The United States moved to accuse Iran of allegedly harboring a covert, underground uranium enrichment facility this morning in order to "beat Iran to the punch," CBS News Pentagon correspondent David Martin said on "Washington Unplugged" Friday.
The clandestine facility, Martin said, "is big enough to hold about 3,000 centrifuges. That number is important because 3,000 centrifuges is not remotely enough to produce enough enriched uranium for a power plant, which is the stated purpose for Iran's nuclear enrichment facilities."
"It is enough," Martin said, "for about one bomb a year. So this is very suggestive, even convincing evidence that Iran did have and does have a secret plan to build for the making of nuclear weapons."
The Pentagon reporter said that the United States had been apparently "tracking the site for years" and that by the beginning of 2009 they have evidence to conclude that this was a secret enrichment facility.
The timing of the announcement, Martin said, was based on the fact that Iran "found out that the U.S. knew about this facility and rushed to the International Atomic Energy agency to disclose it" so they could not be accused of breaking the law.
"The U.S. wanted to beat Iran to the punch," he concluded of the hastily planned press conference in Pittsburgh this morning, where Presidents Obama and Sarkozy as well as Prime Minister Gordon Brown condemned the Iranian state for harboring the covert facility.
Senior Advisor at the Center for Strategic and International Studies Fariborz Ghadar told moderator Kimberly Dozier, "once again, Iran got caught cheating."
Ghadar predicted that Iran would start taking "baby steps" towards halting their uranium enrichment programs.
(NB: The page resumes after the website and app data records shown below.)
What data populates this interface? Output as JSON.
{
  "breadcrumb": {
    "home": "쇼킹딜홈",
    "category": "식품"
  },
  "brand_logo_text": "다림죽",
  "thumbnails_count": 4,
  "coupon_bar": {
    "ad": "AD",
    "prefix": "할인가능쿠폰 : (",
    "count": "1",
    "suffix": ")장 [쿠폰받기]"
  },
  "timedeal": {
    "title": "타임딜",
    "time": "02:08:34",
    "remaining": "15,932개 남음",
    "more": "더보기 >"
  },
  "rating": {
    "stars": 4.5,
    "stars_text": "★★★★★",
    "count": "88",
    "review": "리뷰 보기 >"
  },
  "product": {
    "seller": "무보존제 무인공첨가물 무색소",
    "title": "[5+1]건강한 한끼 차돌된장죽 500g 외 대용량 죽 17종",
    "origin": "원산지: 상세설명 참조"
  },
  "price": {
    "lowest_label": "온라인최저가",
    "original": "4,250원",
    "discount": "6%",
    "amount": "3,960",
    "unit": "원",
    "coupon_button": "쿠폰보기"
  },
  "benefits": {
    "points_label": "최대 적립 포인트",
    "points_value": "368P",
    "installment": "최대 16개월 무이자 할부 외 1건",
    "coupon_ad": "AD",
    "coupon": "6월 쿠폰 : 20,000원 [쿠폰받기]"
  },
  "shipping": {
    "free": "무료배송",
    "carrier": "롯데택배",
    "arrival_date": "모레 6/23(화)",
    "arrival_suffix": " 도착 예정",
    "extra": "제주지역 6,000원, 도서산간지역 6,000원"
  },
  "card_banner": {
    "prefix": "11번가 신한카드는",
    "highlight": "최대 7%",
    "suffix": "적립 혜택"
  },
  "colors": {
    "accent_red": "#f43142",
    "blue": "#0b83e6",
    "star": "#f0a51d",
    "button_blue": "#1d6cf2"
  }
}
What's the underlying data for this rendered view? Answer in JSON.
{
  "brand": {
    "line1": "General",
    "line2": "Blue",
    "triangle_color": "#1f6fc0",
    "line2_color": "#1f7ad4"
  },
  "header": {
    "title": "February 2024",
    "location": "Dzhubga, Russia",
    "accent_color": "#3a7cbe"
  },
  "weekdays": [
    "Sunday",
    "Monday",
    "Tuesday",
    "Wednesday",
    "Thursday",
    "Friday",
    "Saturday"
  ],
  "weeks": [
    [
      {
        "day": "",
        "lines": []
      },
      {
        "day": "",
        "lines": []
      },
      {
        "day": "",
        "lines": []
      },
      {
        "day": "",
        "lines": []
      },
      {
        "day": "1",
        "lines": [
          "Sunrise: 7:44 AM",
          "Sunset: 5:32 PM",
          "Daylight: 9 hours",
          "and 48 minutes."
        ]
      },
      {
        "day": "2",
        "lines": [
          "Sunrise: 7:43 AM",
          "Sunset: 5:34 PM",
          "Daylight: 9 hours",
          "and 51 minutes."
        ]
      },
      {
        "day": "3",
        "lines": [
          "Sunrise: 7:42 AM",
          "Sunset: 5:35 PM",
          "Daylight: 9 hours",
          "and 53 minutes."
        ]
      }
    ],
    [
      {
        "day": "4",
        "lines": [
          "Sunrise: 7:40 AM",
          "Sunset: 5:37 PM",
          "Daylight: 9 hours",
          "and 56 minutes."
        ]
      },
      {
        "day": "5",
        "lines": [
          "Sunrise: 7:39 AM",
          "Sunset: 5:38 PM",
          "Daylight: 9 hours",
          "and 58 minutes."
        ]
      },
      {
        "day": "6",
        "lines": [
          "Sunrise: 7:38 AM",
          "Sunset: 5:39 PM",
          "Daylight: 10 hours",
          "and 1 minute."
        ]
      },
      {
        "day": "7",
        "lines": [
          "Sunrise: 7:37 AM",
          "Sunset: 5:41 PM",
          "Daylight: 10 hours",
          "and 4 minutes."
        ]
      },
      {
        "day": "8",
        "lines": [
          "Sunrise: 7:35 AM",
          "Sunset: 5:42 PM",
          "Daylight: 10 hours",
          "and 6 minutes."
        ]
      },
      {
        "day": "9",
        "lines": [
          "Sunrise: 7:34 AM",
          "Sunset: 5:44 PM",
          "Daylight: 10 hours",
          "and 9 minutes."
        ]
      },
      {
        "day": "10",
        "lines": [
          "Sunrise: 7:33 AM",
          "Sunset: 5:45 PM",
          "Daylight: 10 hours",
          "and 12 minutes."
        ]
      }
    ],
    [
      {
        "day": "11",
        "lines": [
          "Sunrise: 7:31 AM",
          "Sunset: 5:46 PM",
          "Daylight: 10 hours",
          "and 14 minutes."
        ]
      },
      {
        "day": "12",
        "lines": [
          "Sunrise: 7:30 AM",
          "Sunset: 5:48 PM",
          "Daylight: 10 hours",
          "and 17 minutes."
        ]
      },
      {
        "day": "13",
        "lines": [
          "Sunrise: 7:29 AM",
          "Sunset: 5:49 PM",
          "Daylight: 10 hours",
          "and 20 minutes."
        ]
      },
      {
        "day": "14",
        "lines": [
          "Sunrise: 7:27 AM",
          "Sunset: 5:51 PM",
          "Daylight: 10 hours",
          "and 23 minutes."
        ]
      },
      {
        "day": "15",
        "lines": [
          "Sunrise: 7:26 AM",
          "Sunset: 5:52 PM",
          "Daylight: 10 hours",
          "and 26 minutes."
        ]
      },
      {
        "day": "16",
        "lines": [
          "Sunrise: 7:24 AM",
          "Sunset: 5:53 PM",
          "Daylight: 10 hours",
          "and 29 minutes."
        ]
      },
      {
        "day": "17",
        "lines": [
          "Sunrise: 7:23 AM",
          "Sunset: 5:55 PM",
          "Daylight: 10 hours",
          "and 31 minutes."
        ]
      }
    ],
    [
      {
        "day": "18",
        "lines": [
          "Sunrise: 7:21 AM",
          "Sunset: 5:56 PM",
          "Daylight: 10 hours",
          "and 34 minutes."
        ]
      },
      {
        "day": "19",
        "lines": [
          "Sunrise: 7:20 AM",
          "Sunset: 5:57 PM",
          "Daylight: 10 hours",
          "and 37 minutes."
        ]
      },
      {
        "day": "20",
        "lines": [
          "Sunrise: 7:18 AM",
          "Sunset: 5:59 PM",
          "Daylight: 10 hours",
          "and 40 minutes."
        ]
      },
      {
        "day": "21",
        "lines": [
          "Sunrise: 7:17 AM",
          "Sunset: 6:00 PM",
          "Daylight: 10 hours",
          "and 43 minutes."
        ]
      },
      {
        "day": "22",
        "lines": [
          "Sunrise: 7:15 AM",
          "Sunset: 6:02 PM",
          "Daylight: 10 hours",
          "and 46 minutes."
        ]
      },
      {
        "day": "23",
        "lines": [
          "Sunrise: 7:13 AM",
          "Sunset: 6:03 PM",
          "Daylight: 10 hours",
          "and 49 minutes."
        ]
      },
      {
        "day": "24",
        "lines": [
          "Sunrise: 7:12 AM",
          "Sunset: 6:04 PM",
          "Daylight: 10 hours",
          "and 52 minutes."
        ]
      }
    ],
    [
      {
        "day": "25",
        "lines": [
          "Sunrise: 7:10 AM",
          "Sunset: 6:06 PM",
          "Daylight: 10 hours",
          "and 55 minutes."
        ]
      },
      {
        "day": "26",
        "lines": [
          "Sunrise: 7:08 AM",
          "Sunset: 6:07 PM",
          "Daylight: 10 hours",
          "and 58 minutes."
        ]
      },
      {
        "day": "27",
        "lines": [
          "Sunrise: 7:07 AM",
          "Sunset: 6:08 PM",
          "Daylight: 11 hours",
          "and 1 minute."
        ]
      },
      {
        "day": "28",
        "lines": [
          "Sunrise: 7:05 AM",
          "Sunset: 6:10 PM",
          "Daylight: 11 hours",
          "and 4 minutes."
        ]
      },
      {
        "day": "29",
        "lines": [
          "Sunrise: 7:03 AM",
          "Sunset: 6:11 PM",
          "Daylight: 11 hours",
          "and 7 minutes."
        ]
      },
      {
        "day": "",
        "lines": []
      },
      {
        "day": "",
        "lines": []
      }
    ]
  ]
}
He said it was unlikely that Iran would take large enough steps to keep free of additional sanctions.
Martin concluded that the "exposure of this plan puts off any consideration of any nuclear action…this makes the prospect of military action in the near term less likely."
Watch the full show above. "Washington Unplugged" appears live on CBSNews.com each weekday at 12:30 p.m. ET. Click here to check out previous episodes.